After my first experience at a South American Crossfit I decided to test my luck out in Buenos Aires one more time (if you missed the last blog you can read it here). After a little bit of research and finding that there was a box about 500m away from where I was staying in Palermo Soho I ventured to Kasten. From the moment I walked in we (in true form I had to drag Alex along with me) were made to feel welcomed into the community. A warm up run outside around the block solidified that I was definitely in the right place.
What made Kasten different to Taluka? It was genuine and warm. The class size was smaller and the coach (bless his cotton socks and his attempts at English) helped us through the workout and technique. A drop-in session can go one of two ways 1) The coach won’t pay you much attention because he will only see you once or 2) He will treat you like every other person there and invite you into the community even if it is only for one day (thankfully this one went the latter).
The workouts were challenging yet achievable and two different variations of the WOD were given to the group; Crossfit or Functional. Functional was great for beginners and xfitter’s who didn’t have the full movements yet, it was scaled but still challenging. Kasten wasn’t a huge operation and you could tell that that they had a great little community.

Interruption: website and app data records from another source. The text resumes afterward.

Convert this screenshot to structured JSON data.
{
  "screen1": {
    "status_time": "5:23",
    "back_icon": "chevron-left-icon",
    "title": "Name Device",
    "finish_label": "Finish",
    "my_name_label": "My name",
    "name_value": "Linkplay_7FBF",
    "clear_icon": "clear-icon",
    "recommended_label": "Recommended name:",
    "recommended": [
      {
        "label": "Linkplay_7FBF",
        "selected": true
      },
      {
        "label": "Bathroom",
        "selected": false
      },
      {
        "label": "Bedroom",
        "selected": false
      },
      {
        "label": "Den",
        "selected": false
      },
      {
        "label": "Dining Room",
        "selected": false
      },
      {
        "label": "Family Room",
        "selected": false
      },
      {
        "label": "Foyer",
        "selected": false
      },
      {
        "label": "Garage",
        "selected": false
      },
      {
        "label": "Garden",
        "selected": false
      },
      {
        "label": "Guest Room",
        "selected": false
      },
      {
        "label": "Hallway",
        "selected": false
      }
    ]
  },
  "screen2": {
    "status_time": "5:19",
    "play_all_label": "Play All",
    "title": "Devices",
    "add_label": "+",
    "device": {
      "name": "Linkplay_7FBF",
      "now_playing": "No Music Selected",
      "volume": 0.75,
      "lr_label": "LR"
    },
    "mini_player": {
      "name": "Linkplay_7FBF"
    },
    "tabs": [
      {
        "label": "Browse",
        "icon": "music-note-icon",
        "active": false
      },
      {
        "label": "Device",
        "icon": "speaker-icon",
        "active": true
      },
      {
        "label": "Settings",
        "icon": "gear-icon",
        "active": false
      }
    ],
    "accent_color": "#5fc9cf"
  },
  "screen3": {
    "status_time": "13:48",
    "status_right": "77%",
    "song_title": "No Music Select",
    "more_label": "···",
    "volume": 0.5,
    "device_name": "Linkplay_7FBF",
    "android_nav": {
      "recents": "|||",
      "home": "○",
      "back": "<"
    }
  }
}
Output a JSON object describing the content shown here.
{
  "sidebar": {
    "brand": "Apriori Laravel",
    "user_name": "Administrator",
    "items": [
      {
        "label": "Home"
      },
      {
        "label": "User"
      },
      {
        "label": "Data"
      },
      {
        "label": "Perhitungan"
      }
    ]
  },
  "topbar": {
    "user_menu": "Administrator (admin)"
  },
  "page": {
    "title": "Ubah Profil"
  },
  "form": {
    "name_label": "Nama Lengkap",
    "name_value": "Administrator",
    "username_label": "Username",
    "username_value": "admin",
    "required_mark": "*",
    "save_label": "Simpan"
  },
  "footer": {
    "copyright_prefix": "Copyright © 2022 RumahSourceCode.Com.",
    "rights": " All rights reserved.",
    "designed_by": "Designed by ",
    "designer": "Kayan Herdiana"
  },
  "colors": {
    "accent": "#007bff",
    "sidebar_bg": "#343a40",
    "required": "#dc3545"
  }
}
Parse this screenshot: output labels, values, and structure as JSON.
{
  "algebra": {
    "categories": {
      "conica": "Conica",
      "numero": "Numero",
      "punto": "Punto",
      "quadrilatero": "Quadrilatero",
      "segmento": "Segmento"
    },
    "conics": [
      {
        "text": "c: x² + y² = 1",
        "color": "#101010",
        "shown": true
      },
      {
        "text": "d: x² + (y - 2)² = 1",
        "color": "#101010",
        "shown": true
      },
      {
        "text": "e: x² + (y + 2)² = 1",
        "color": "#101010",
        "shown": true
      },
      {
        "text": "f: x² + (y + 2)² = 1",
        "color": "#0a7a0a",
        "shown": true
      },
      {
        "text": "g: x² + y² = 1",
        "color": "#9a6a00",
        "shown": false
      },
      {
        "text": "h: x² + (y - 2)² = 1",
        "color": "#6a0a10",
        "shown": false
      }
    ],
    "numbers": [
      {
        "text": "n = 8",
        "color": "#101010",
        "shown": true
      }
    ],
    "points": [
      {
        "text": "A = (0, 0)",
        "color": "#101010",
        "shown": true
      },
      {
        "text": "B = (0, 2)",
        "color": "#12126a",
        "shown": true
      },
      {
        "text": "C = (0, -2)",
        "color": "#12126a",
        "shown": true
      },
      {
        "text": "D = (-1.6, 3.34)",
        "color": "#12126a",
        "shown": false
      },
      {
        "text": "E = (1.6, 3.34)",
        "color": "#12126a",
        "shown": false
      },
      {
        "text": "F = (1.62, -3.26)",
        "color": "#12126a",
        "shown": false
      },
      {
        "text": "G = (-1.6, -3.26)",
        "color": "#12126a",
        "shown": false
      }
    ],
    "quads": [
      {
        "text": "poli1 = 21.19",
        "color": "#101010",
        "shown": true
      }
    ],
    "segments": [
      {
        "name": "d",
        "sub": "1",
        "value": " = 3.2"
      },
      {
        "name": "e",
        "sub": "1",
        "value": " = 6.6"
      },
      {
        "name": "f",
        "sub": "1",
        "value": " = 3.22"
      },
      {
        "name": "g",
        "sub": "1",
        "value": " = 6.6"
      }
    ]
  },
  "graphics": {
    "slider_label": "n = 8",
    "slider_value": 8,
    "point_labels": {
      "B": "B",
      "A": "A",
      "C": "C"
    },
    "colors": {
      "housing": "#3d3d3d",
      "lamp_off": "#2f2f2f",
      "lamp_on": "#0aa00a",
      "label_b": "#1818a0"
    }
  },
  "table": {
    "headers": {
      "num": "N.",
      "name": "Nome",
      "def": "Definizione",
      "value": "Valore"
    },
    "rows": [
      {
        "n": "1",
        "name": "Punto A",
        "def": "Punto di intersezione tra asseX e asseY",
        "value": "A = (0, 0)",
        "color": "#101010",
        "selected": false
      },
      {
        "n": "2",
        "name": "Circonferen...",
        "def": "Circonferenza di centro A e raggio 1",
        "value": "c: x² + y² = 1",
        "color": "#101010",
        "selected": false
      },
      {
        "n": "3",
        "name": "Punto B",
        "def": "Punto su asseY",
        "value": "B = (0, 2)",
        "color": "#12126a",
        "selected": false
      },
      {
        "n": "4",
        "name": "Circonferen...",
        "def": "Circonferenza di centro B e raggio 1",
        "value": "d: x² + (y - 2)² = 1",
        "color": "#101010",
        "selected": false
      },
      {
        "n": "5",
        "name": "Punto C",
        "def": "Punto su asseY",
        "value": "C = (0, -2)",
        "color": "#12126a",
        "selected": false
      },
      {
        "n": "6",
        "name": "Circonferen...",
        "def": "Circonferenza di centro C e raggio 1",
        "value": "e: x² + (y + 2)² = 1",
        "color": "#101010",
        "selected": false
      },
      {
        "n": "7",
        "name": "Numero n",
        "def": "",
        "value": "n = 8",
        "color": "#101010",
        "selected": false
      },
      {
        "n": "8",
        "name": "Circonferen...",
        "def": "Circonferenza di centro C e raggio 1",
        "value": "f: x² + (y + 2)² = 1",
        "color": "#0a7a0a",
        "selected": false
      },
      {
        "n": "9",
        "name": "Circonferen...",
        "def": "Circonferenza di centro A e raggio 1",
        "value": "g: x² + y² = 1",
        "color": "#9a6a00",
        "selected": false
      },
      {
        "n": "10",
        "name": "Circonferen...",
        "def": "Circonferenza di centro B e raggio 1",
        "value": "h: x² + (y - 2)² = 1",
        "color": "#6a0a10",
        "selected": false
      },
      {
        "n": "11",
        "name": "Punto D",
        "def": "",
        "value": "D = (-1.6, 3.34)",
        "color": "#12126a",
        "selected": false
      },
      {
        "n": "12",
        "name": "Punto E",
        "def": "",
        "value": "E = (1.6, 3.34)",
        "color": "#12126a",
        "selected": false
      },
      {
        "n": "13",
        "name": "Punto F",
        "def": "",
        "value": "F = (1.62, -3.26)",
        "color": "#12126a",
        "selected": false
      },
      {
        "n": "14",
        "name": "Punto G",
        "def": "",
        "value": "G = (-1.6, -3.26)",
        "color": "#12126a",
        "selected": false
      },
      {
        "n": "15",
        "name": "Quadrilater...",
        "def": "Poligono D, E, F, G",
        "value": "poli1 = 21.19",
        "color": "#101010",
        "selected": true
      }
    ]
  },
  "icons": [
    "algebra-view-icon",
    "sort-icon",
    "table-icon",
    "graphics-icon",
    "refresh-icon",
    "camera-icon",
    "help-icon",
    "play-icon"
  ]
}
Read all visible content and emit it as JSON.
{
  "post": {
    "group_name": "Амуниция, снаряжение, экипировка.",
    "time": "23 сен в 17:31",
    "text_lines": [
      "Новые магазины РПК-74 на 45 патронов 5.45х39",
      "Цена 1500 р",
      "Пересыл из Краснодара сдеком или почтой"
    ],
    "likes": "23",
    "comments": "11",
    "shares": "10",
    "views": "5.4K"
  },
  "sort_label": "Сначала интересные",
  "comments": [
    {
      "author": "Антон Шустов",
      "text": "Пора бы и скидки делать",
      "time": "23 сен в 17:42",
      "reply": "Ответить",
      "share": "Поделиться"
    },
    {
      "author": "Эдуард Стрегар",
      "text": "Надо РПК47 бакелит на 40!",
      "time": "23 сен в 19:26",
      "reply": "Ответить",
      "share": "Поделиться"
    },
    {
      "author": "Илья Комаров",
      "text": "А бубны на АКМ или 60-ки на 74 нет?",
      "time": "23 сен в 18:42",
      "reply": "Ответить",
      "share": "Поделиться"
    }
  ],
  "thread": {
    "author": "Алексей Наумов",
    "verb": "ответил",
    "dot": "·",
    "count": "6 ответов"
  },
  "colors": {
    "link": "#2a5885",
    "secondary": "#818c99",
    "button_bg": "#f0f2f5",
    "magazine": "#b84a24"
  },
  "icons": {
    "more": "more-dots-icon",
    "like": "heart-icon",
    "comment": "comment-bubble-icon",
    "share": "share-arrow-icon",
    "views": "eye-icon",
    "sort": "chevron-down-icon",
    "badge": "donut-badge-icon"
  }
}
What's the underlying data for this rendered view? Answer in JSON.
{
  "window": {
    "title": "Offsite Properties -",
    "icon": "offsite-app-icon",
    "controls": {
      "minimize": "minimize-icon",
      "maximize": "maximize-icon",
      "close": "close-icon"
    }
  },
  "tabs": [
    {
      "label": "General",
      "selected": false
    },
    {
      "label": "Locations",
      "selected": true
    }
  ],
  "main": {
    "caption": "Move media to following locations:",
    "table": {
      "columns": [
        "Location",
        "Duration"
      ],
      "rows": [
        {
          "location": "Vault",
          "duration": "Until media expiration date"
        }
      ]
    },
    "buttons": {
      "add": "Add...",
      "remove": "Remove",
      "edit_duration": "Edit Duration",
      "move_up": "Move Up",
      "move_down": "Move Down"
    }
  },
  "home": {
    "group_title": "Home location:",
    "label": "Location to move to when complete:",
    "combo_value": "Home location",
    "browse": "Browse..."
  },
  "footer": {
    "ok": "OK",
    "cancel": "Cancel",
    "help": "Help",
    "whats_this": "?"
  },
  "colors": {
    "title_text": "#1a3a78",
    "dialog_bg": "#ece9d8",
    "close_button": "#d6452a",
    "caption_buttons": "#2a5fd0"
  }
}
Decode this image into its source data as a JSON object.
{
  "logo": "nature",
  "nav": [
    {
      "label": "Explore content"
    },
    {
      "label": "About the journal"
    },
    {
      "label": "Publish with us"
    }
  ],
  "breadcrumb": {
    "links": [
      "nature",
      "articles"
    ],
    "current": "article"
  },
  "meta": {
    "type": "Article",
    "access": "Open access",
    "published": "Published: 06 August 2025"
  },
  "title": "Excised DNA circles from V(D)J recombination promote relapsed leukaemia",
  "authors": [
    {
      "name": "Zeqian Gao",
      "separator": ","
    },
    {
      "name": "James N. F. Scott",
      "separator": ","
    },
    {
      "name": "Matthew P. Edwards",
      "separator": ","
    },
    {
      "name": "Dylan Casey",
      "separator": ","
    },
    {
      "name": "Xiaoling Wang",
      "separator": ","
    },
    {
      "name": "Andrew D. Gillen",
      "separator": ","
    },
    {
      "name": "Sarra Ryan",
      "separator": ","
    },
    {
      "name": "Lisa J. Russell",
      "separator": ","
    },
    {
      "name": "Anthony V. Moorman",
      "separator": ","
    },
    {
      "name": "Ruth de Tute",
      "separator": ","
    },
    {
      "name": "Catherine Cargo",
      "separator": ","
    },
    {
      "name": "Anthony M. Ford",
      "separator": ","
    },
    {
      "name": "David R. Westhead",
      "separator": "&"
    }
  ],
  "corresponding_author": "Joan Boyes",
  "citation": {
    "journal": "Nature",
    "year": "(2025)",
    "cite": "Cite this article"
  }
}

Any gym that incorporates using the outside surroundings as part of the workout ticks my boxes. By the end of both sessions I was gassed, had everything I needed even some double under practice (and trust me, I need it).
My only gripe (and it isn’t even that big of a deal however affected my strength component of the workout) was that the rig could only be fitted with 2 sets of J-cups to make 2 racks. When both sessions were heavy back squats it meant that if someone had snagged these two spots I was left to clean the bar and then overhead it to get to my back squat. The second session I was unlucky enough to have to do this and while I love cleaning the bar, I don’t like when its the hardest part of squatting.
It was easy to train a few times in a city that I was in for a week, I felt settled and had somewhat of a routine (well as much as you can when you’re living out of a backpack and random hostels). The challenge would be moving on to wine country (aka God’s country or the locals call it Mendoza) especially after a 15 hour bus ride. The temptation of wine, good food and long days would definitely put my motivation to the test.